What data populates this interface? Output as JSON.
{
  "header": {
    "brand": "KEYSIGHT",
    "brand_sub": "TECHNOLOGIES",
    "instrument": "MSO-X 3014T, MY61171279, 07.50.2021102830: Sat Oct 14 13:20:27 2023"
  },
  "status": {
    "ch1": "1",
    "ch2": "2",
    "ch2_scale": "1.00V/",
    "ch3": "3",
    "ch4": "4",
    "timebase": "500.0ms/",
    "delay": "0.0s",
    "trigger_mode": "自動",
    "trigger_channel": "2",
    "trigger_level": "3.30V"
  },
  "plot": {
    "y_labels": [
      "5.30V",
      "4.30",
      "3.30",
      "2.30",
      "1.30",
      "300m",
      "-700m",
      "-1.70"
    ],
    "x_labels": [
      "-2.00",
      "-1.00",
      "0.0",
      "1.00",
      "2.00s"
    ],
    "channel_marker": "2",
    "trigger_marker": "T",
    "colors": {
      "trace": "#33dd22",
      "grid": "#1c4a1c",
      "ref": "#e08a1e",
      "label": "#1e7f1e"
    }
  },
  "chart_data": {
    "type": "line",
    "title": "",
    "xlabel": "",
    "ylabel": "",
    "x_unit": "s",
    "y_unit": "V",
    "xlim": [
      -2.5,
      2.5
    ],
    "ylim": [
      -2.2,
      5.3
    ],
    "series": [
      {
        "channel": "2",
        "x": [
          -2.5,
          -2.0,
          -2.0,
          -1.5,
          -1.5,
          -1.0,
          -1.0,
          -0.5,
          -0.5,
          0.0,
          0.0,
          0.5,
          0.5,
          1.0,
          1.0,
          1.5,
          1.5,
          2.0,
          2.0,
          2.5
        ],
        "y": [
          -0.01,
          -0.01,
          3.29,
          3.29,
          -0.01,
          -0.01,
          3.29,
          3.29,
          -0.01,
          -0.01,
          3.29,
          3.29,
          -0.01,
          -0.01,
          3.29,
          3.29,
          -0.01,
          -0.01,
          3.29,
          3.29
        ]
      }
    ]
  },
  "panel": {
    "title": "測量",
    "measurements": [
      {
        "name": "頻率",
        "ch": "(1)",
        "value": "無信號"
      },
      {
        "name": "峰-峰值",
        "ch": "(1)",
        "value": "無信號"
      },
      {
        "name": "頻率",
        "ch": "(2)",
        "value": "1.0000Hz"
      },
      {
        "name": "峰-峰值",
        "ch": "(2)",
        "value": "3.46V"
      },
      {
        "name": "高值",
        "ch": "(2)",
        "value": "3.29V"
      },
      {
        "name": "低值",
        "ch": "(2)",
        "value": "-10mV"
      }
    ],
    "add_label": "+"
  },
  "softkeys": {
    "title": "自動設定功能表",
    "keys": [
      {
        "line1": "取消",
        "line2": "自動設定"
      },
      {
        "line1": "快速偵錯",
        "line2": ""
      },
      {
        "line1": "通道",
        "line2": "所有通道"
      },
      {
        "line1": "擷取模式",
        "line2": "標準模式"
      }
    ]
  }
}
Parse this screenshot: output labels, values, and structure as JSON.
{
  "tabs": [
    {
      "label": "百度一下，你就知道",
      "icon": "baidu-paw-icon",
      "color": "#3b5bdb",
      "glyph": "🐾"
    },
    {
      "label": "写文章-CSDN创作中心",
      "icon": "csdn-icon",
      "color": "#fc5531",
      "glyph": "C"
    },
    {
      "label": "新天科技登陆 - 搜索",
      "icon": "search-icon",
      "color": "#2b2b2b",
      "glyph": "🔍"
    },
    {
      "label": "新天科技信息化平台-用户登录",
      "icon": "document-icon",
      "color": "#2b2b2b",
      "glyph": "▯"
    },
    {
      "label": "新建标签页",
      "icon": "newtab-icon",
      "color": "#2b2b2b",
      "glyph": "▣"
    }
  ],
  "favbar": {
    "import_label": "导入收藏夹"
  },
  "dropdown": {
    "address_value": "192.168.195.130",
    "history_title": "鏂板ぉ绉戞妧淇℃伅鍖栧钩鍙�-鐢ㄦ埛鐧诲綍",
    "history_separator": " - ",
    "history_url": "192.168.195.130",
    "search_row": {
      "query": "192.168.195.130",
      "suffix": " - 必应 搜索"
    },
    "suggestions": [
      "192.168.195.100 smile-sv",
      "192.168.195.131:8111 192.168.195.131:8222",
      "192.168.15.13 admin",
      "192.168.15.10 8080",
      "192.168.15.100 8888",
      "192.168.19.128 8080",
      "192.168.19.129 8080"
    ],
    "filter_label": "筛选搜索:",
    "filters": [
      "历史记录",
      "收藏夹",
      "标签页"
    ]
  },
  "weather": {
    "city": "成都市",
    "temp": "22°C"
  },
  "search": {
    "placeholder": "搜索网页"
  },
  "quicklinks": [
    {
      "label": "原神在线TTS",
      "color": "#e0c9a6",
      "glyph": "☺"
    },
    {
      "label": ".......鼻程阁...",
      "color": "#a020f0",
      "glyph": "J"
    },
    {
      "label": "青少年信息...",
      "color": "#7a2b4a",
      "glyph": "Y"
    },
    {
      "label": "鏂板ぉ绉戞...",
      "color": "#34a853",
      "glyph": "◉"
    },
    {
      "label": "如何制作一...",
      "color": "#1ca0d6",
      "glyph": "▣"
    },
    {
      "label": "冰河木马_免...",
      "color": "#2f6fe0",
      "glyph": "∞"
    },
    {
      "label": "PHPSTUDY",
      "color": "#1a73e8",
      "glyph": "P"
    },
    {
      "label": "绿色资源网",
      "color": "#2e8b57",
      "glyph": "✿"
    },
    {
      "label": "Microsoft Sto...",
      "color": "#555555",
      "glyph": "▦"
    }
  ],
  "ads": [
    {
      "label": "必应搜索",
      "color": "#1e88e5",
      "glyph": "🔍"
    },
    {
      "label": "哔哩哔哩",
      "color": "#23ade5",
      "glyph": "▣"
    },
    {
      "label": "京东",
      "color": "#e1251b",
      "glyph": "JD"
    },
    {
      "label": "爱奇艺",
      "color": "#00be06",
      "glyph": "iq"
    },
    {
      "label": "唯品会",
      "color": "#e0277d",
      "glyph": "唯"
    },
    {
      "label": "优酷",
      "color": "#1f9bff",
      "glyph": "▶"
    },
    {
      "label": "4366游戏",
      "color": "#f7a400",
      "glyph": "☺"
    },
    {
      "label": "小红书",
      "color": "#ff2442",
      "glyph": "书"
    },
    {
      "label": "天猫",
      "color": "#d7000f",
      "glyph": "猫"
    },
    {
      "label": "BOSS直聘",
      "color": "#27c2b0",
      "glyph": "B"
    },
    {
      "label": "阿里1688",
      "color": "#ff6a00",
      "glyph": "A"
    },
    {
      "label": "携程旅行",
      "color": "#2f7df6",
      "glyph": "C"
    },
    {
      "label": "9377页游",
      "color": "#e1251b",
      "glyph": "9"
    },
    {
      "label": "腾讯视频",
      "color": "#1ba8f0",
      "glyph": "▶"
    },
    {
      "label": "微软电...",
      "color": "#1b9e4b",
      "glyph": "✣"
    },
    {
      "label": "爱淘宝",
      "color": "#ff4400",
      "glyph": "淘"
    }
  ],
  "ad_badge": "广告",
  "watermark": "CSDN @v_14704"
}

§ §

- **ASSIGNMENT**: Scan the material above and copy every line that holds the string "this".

- **OUTPUT BELOW**:
What data populates this interface? Output as JSON.
Parse this screenshot: output labels, values, and structure as JSON.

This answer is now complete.